We’re talking about water bugs for this week’s Aquatic Macroinvertebrates themed nature kit. Aquatic macroinvertebrates—“macros” for short—are tiny water creatures that do not have a backbone and are large enough to see with the naked eye. Some are aquatic worms, crustrasians, or animals with a shell, like snails. Many others are the young stage of insects you are probably familiar with, like the dragonfly. From freshwater to saltwater and streams to ponds, each water habitat is called home by a unique variety of macros. These critters might be small, but they play an important part maintaining the health of the exosystem.
Activity #1: Macro ID
When you find a macro in the wild, you will probably want to identify it. The tool we use to identify macros is called a dichotomous key.
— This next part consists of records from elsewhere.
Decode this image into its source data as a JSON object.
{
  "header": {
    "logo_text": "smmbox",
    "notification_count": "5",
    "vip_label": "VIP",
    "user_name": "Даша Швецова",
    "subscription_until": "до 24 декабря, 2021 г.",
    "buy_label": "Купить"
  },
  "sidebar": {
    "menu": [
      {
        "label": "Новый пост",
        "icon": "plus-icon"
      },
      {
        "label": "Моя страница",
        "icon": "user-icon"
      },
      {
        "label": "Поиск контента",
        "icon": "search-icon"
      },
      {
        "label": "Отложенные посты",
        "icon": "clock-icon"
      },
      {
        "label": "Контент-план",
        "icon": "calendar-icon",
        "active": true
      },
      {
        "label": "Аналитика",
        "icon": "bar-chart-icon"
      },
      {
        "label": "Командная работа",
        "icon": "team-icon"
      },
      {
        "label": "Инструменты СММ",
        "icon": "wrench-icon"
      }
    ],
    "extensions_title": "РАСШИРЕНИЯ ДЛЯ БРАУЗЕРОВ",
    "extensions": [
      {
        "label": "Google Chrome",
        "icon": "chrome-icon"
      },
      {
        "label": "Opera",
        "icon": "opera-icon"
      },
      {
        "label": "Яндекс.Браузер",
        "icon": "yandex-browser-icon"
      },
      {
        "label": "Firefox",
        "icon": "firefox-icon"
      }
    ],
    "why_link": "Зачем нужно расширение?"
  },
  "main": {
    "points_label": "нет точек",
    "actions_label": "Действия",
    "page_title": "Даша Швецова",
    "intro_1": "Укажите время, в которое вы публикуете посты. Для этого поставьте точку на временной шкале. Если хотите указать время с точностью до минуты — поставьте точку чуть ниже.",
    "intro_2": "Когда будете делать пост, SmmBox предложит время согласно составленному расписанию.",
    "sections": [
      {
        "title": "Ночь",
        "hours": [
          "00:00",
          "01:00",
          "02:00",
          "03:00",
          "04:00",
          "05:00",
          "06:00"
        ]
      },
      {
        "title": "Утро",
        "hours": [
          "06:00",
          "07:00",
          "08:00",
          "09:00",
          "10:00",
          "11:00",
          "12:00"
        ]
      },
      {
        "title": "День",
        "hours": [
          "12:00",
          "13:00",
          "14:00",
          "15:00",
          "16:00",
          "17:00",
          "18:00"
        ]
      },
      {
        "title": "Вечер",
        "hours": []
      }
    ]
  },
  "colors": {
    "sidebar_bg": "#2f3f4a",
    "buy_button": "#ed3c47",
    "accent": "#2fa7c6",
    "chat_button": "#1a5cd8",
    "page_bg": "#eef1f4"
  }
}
This key works by asking you a second question that will slowly help narrow down the possibilities until you are able to identify the specific macro you have found. Give it a try!
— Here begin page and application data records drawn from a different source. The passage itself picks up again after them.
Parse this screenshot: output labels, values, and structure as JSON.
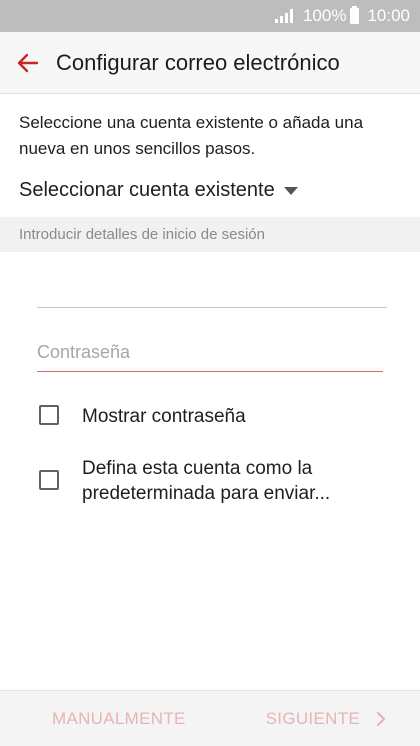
{
  "status_bar": {
    "battery_percent": "100%",
    "time": "10:00",
    "signal_icon": "signal-icon",
    "battery_icon": "battery-icon"
  },
  "app_bar": {
    "title": "Configurar correo electrónico",
    "back_icon": "arrow-left-icon",
    "accent_color": "#c62828"
  },
  "intro": {
    "description": "Seleccione una cuenta existente o añada una nueva en unos sencillos pasos.",
    "select_existing_label": "Seleccionar cuenta existente"
  },
  "login_section": {
    "header": "Introducir detalles de inicio de sesión",
    "email_value": "",
    "password_placeholder": "Contraseña",
    "password_value": "",
    "show_password_label": "Mostrar contraseña",
    "show_password_checked": false,
    "default_account_label_line1": "Defina esta cuenta como la",
    "default_account_label_line2": "predeterminada para enviar...",
    "default_account_checked": false
  },
  "bottom_bar": {
    "manual_label": "MANUALMENTE",
    "next_label": "SIGUIENTE",
    "next_icon": "chevron-right-icon",
    "disabled_color": "#e5b5b5"
  }
}
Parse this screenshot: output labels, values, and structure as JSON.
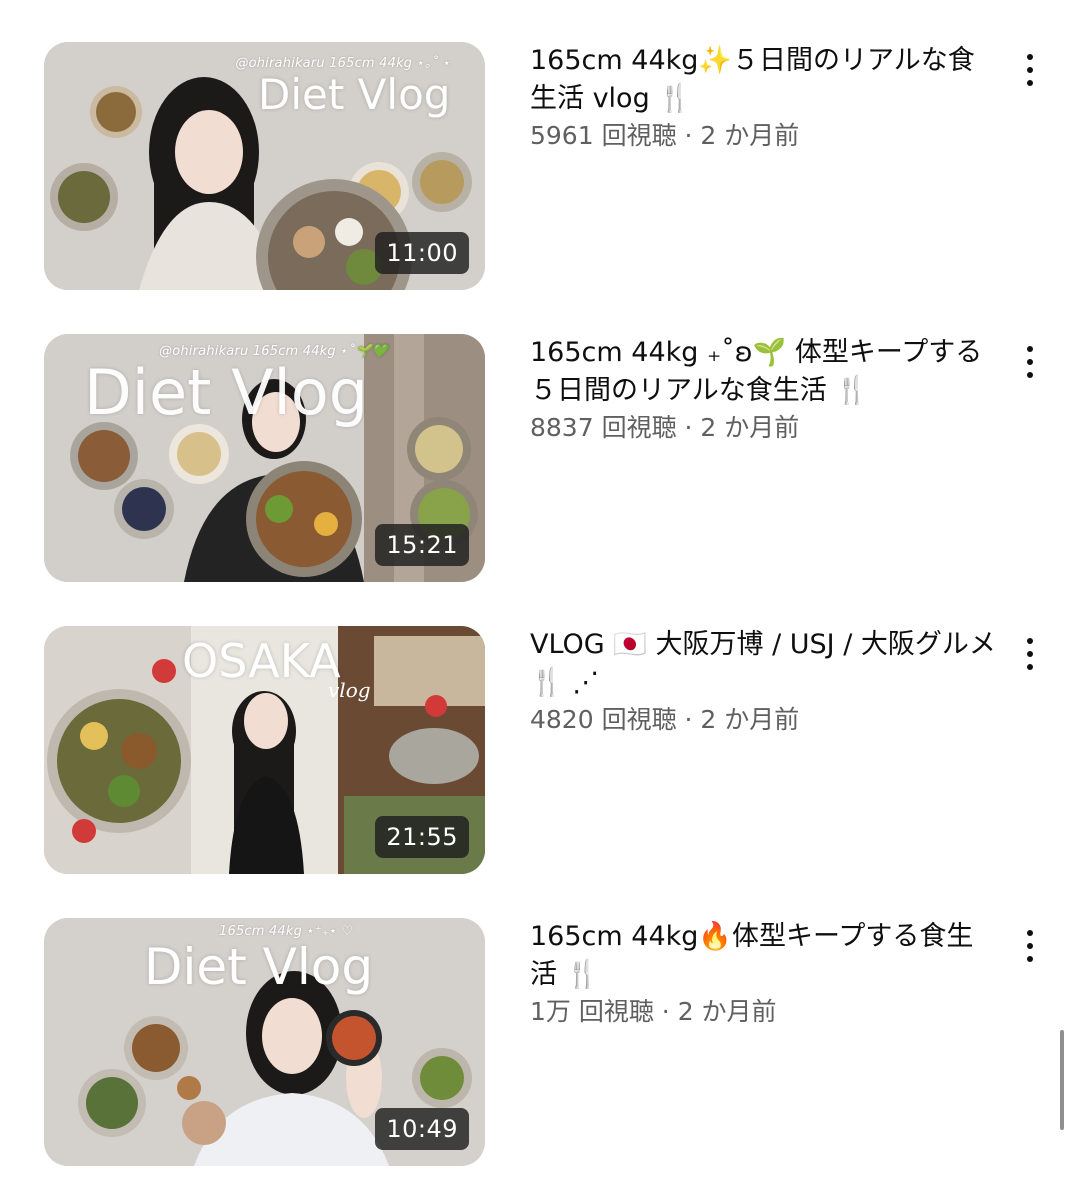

- Use the dichotomous key linked here to identify the macros below.
- Scroll to the bottom of the post to see if you identified them correctly.
Activity #2: Make Your Own Dichotomous Key
Materials Needed: 10 items in a similar category (details below); pencil; paper
- Start by deciding what you want to categorize. You’ll need to be pretty familiar with your items since the end goal is to be able to identify them. Consider using familiar plants or insects you can find in your yard, or even sort something in your home, like kitchen tools or your stuffed animal collection. Get creative!
- Set out your items. I would suggest about 10 items. (If you’re using natural items, you don’t need to collect/pick them, but it does make the activity easier to be able to see them all at once.)
- Take a few minutes to make some observations about the items. Ask:
- What makes them similar?
- What makes them different?
- Do I notice any similarities among several of my items?
- Does any one item really stand out from the rest?
- Now you’re ready to start making your key. Begin by deciding what 2 main groups you could break your items into. Every item needs to fit into one of these two groups, so they should be pretty broad. To use stuffed animals as an example, maybe you could split them up into big & little or real & imaginary.
- Now pick one of those groups to focus on. In this group, are there 2 or 3 smaller groups you could break your items into?
- Keep going. Continue this process of breaking the items into smaller and smaller groups until each item is named specifically. (If you feel stuck, you can peak at the example below.)
- Ask a family member to test it out! Give them a single item and ask them to follow your key to see if they can identify the item you gave them.
- Share it with us! Take a picture of your key and sorted items and tag us @schuylkillcenter on Facebook or Instagram. We can’t wait to see what you come up with!
Activity 1 Answer:
—Patti Dunne, Environmental Educator